Welsh Water envisages that full completion of the works at Five Fords will contribute towards its measures of success by responding to climate change through increasing the amount of renewable electricity generated, and improving the efficient operation of its business.
These will be achieved through further advanced digestion pre-treatment of the sludge which will offer several benefits. By using steam in a thermal hydrolysis plant (THP) the sludge will be more rapidly de-natured during the digestion process causing more of the solids within the sludge to be broken down and converted into biogas, and subsequently biomethane by the biomethane to grid plant. This enhances energy self-sufficiency, reduces carbon emissions from haulage and reduces the indirect carbon emissions due to any methane subsequently emitted from the sludge.
Methane is twenty-one times more ‘warming’ to the atmosphere than carbon dioxide. Sludge recycled to land accounts for about 10% of Welsh Water’s annual carbon emissions, and is therefore a great opportunity for advanced digestion which reduces the volume of sludge recycled to land. A real environmental win-win!
The THP will also achieve a greater pathogen kill which means that the 99% pathogen kill currently achieved would be improved to 99.9999%, equivalent to the pasteurisation process. This will ensure Welsh Water meets stricter regulatory standards should they be implemented in future.
The resulting benefit of greatly increased de-naturing of sludge is that the substrate, the part of the sludge used as food by bacteria within digesters, becomes much more accessible for use as food. This means that the biogas yield per tonne of sludge solids may be increased by between 25% and 40%, dependent on the quality of sludge. This, coupled with increased sludge throughput, would triple the volume of biomethane produced at site.
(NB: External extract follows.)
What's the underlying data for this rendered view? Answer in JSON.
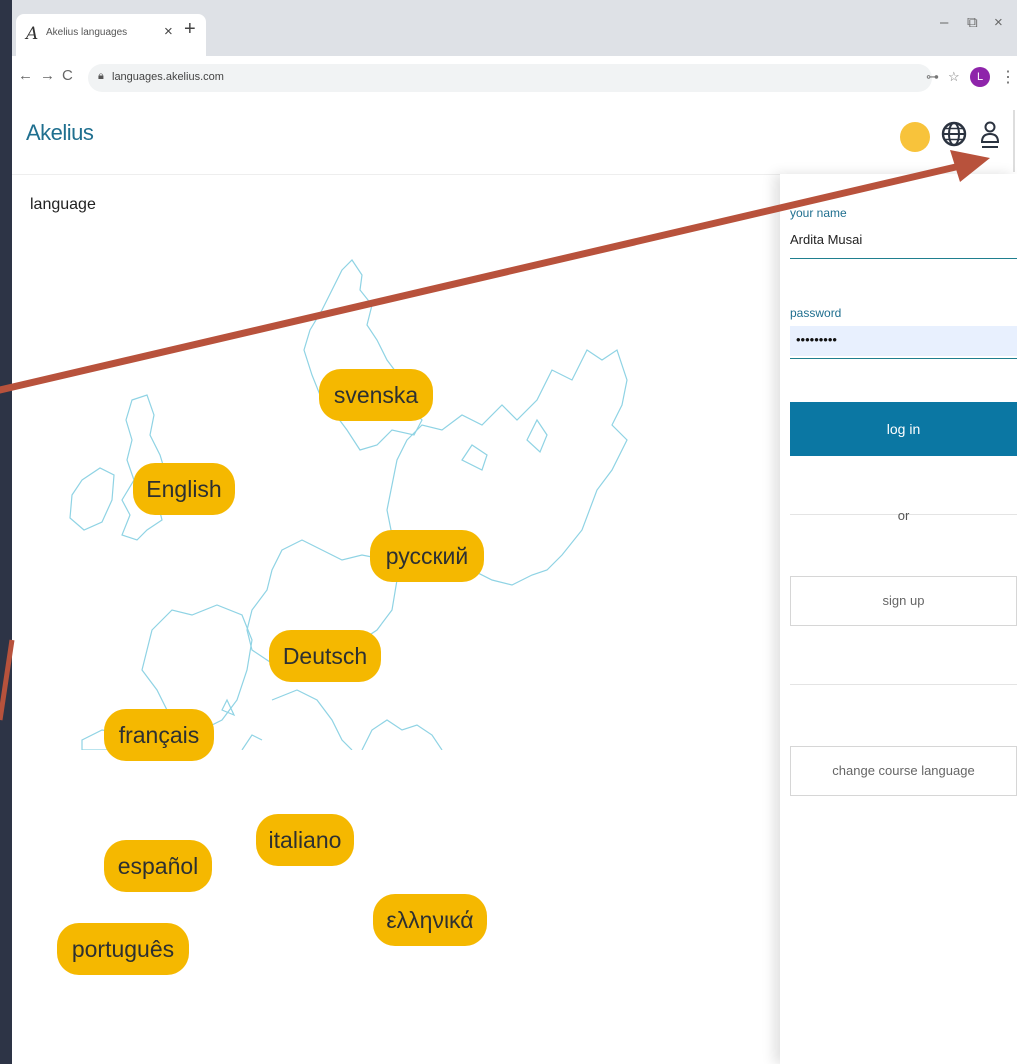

To date Welsh Water has completed four parts of its innovative ‘Energy Park’. The ‘Energy Park’ will comprise advanced anaerobic digestion (currently operating as conventional anaerobic digestion), CHP, gas to grid, solar PV, hydro and wind. The majority of the renewable electricity generated would be used on site and the renewable gas would be exported to the local gas network.
The advanced digestion would allow Welsh Water to process an increased sludge volume through the existing digesters, which allows existing assets to absorb future population growth whilst at the same time increasing energy self-sufficiency and enhancing the quality of end product recycled to local land. The list of accolades for these technologies include:
- First operational gas to grid plant in Wales.
- First membrane gas to grid plant in the UK Water Industry.
- First UK Water industry site to dovetail so many technologies together at one site.
- First Welsh WwTW to use its outfall for hydro-electric generation.
The advanced digestion proposal will be delivered by MMB and the target for completion is 2018. The hydro-turbine could be delivered by September 2017 and the proposed wind turbine soon after. Both of these will be tendered in the near future once stakeholder engagement, and subsequently, planning consents are obtained.
These latest proposals are to undergo public engagement and consultation as immediate next steps within the wider project. Should all of these be successful, in 2020 a wastewater treatment works on the outskirts of Wrexham would be able to:
- Export 40GWh of biomethane to the local grid, enough to heat 3,000 average homes for a year.
- Generate enough electricity from the CHP engines, solar, wind and hydro to power 1,100 homes.
All of this from nothing more than the renewable sources of energy present at the site. Sounds like a win-win for Welsh Water and its customers!